There is more than one type of eczema, the most common being atopic which affects parts of the body where there are folds of skin, typically elbows, the back of the knees, between the fingers, on the neck and face. The affected areas can become inflamed, red and cracked with thickened skin.

The first stop is, as always, your GP, but diet can play a role in reducing the severity of symptoms. Atopic eczema is partially linked to a fault in the way the body processes fats. Dietary fats are converted from the original form into useable forms by enzymes resulting in prostaglandins, short-lived hormone-like substances. Prostaglandins can either quash or trigger inflammation depending on which type the body produces. If the enzyme is working then anti-inflammatory hormones are produced from eating fat, yet a faulty enzyme leads to inflammation of the type that typifies eczema.

Increasing intake of omega 3 fats from fish, or supplementing in the form of fish or flaxseed oil can bypass the first enzyme. The remaining enzymes require several nutrients, especially zinc, B3 and B6, magnesium, selenium and vitamin C. In practice, I find that zinc is often the most active of these and so including zinc-rich foods is important (poultry, seafood, seeds and yogurt are all good sources).

Poor quality food could also be an issue. A study in the respiratory journal Thorax suggested that eating fast food more than three times a week increased eczema. It is not clear if saturated fats, salt and sugar in junk food was the trigger or lack of the food it displaced — namely fruit and vegetables. But it is likely that what we eat plays a role here.

It is possible that food allergies can trigger eczema. Common allergens in this scenario are dairy, soy and egg. Rather than avoid foods that supply vital nutrients, it is wise to work with your GP or nutrition professional to identify if there is a link to an allergy.

Finally, improvements from dietary changes and targeted supplementation can take anywhere from six to 10 weeks to show, so give it time.

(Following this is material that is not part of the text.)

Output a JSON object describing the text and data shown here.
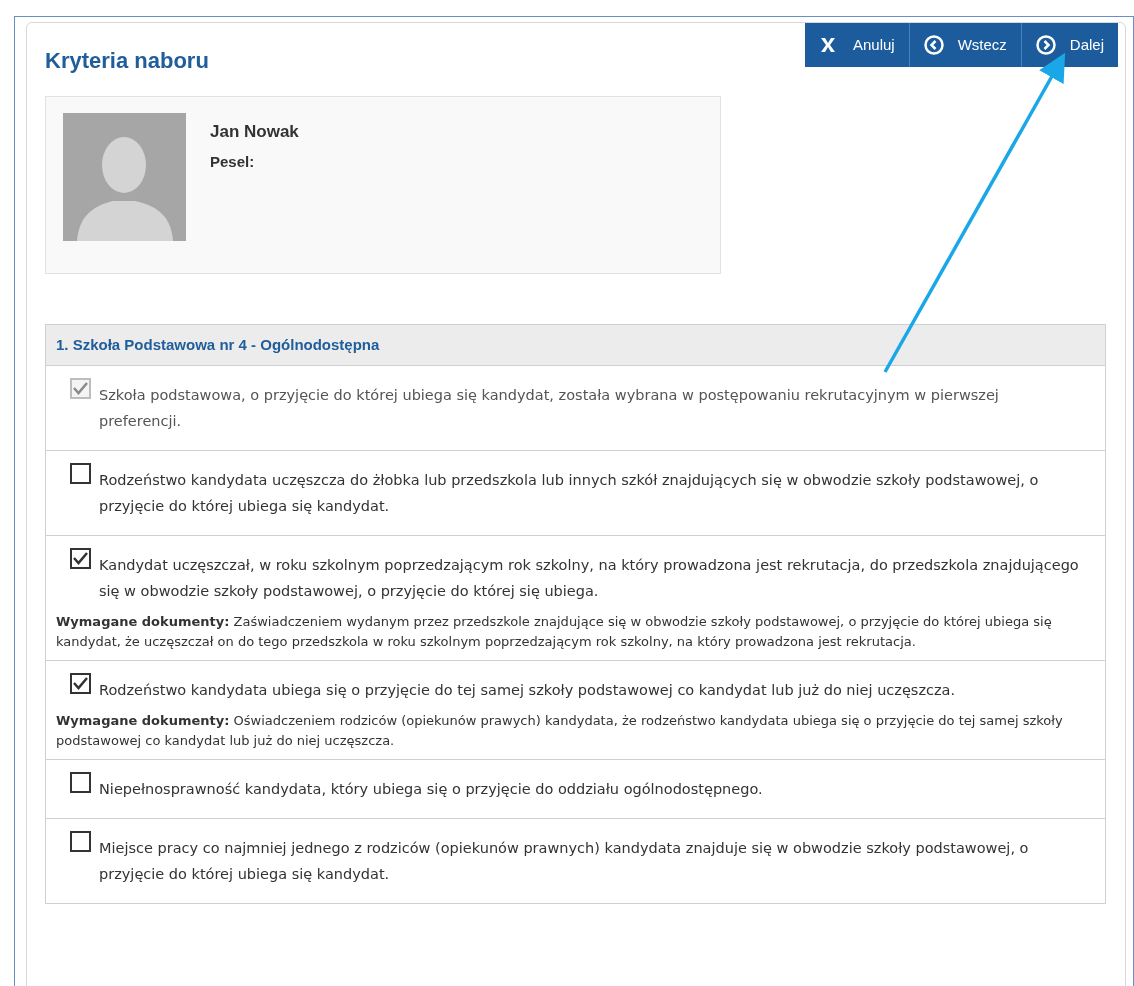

Ian Marber is one of the UK’s most highly regarded nutrition experts and the author of 11 books. www.ianmarber.com

Last updated: 9:45pm, March 8 2013